Residents in Chipping Warden are fighting for compensation from Anglian Water, months after a water outage on one of the hottest days of the year.
Residents of village near Banbury fight for Anglian Water compensation.Residents of village near Banbury fight for Anglian Water compensation.
Residents of village near Banbury fight for Anglian Water compensation.

On July 18, a pipe burst in the village of Eydon in West Northamptonshire leaving the residents of Chipping Warden without water in their homes for about 24 hours, making life difficult for them on one of the hottest days of the year.

One of the village residents, Vicky Wright, claims that the water provider broke Ofwat regulations when dealing with the situation in Chipping Warden and that many of the villagers are still waiting for the compensation money they are entitled to.

Vicky said: “We should have all received automatic rebates for not having a supply of water, which was £30 for the first 12 hours and then another £30 for the rest of the time

“They didn’t pay as they should have, which meant that they were then liable to pay a further £20 for not paying in the time frame they were supposed to.

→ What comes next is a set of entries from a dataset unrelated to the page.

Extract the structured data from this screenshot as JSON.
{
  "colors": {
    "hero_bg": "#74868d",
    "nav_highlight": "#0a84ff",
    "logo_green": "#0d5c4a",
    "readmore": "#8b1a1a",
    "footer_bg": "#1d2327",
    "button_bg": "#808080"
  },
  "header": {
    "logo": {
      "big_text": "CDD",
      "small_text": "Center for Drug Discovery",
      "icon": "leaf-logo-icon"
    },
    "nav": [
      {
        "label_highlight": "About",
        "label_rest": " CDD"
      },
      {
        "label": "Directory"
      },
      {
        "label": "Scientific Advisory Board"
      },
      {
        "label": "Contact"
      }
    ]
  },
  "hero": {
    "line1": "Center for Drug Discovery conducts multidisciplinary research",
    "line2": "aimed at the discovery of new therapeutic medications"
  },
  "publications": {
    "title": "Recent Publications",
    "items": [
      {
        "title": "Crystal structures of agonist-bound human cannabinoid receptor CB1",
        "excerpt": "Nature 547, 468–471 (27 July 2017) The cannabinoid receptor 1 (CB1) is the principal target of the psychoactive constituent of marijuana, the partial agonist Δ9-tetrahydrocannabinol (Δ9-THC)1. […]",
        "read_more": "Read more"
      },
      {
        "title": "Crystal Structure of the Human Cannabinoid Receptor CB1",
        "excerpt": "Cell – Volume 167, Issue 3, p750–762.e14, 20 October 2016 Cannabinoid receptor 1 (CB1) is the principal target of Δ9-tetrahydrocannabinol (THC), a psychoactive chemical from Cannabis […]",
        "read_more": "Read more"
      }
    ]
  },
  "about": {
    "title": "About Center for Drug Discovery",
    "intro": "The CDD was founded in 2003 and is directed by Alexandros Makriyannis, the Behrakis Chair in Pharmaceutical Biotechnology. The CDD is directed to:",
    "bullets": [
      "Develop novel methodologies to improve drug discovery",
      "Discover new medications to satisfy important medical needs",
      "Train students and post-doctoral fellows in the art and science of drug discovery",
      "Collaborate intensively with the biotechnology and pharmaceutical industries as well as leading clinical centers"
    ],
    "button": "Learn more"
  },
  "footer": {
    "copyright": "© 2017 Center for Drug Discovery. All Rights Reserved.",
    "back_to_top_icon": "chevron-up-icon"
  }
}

"Eventually, they gave half the village a refund of £50 because Anglian Water claimed the water was off for only 23 hours and 15 minutes, so they didn’t count the second 12 hours, which I dispute.

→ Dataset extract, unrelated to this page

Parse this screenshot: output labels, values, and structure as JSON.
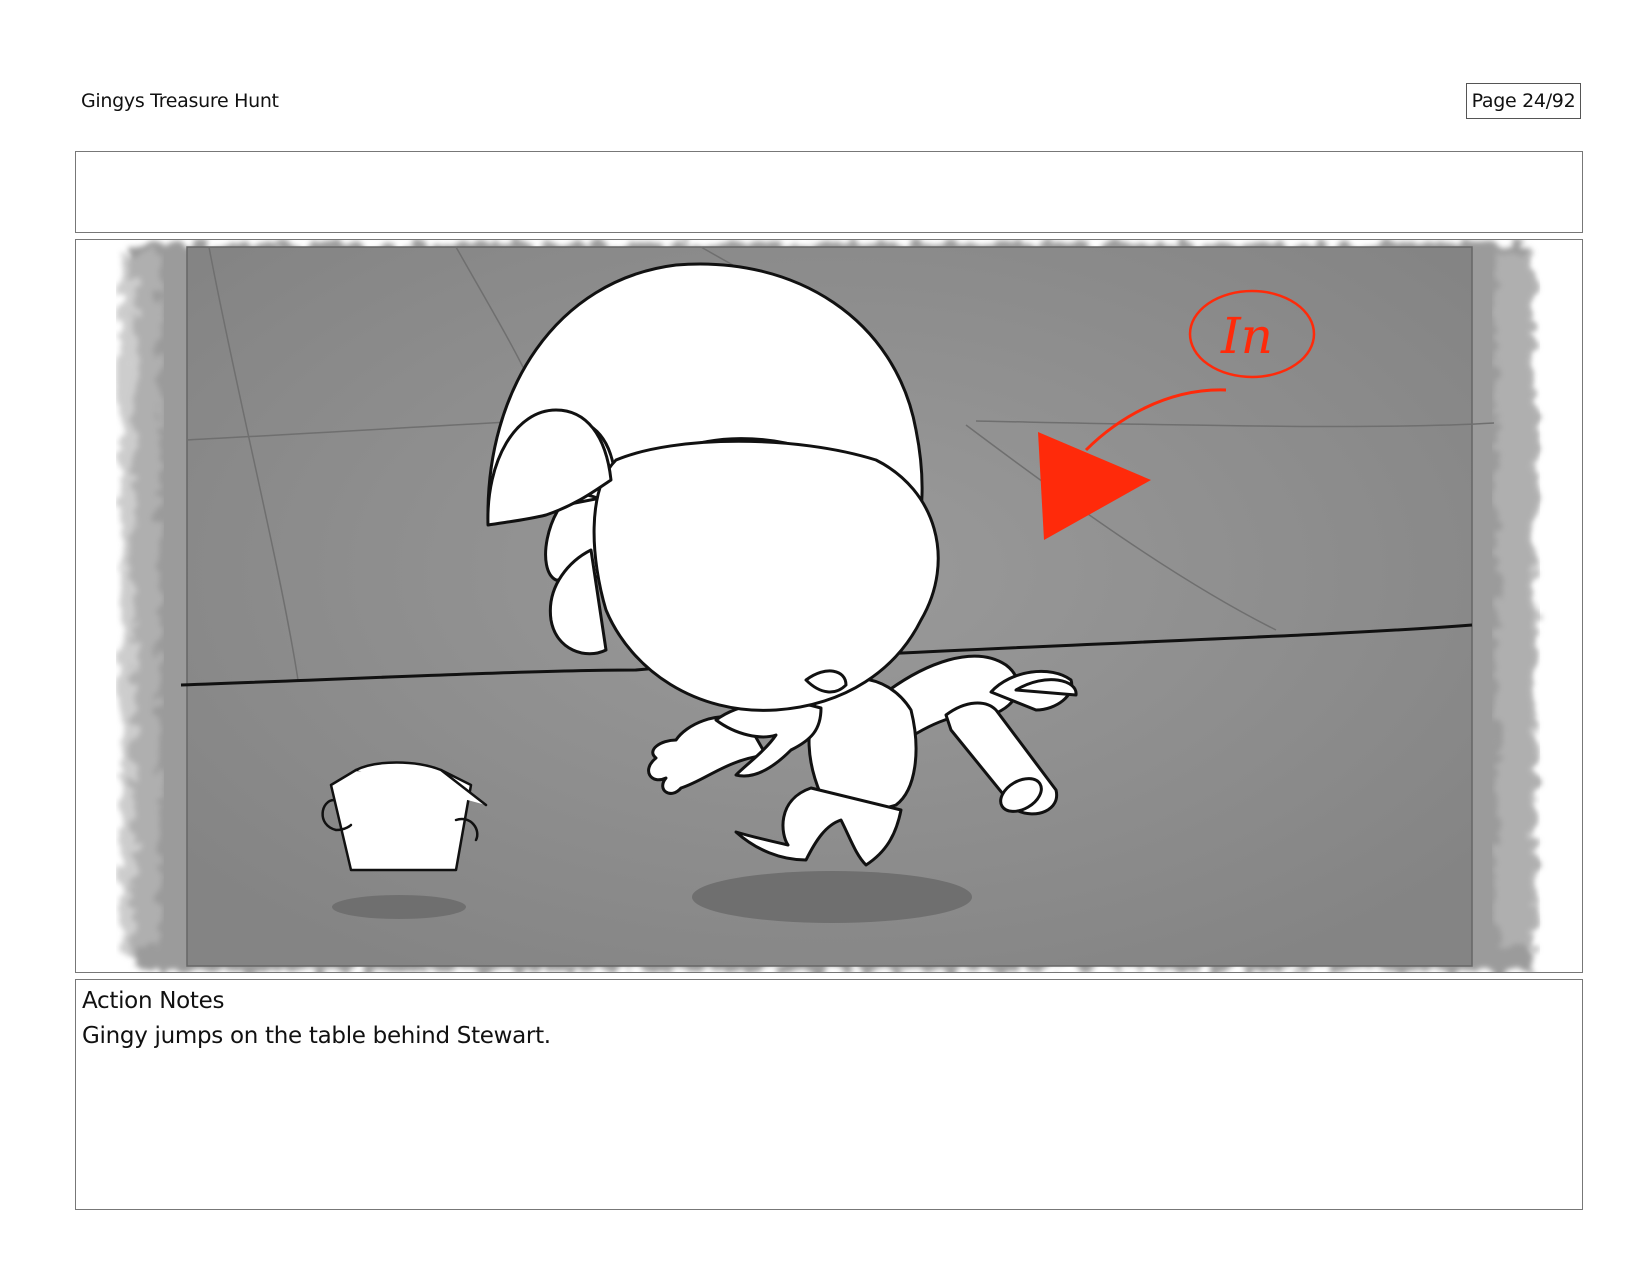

“Anglian Water’s research suggests the other half of the village had water in the pipes before the first 12 hour mark, so they are refusing any compensation at all to those residents.

“It all seems fairly ludicrous how they have worked it out because we have roads further from the mains which have been refunded and the roads in between which haven’t, it seems random.”

According to villagers, the roads that have not yet been compensated are Mill Lane, Hogg End, Allens Orchard and the Culworth Road, because Anglian Water’s study shows there was a sufficient amount of water in the pipes that feed those areas.

Vicky said: “I think they are trying to wriggle out of their statutory obligations. I along with many other villagers have exhausted their complaints process and are now appealing to the adjudicator.

"I have asked for a plan of the water main and pipes in the village because of the random allocation of refunds but they have told me they cannot provide that, so it’s going to make it more difficult for the independent adjudicator to investigate.”

A spokesperson from Anglian Water responded, saying: “I can confirm that customers in the Chipping Warden area who were affected by the burst in July have received a compensation payment.

"We already compensate customers above the agreed water industry standard to ensure we provide an appropriate level of compensation should they experience a prolonged interruption to their water supply.

"The amount customers receive is based on a detailed, technical assessment of how the interruption impacted each household, but on average is equivalent to the cost of a month’s water.

“The assessment involves analysis of a number of different sources of information, including pressure levels, monitors that measure water flow in our pipes, and from our treatment works as well as what our engineers recorded on the ground.

“We’re very sorry for the inconvenience caused to our customers in Chipping Warden and we know it couldn’t have happened at a worse time during the hot weather. "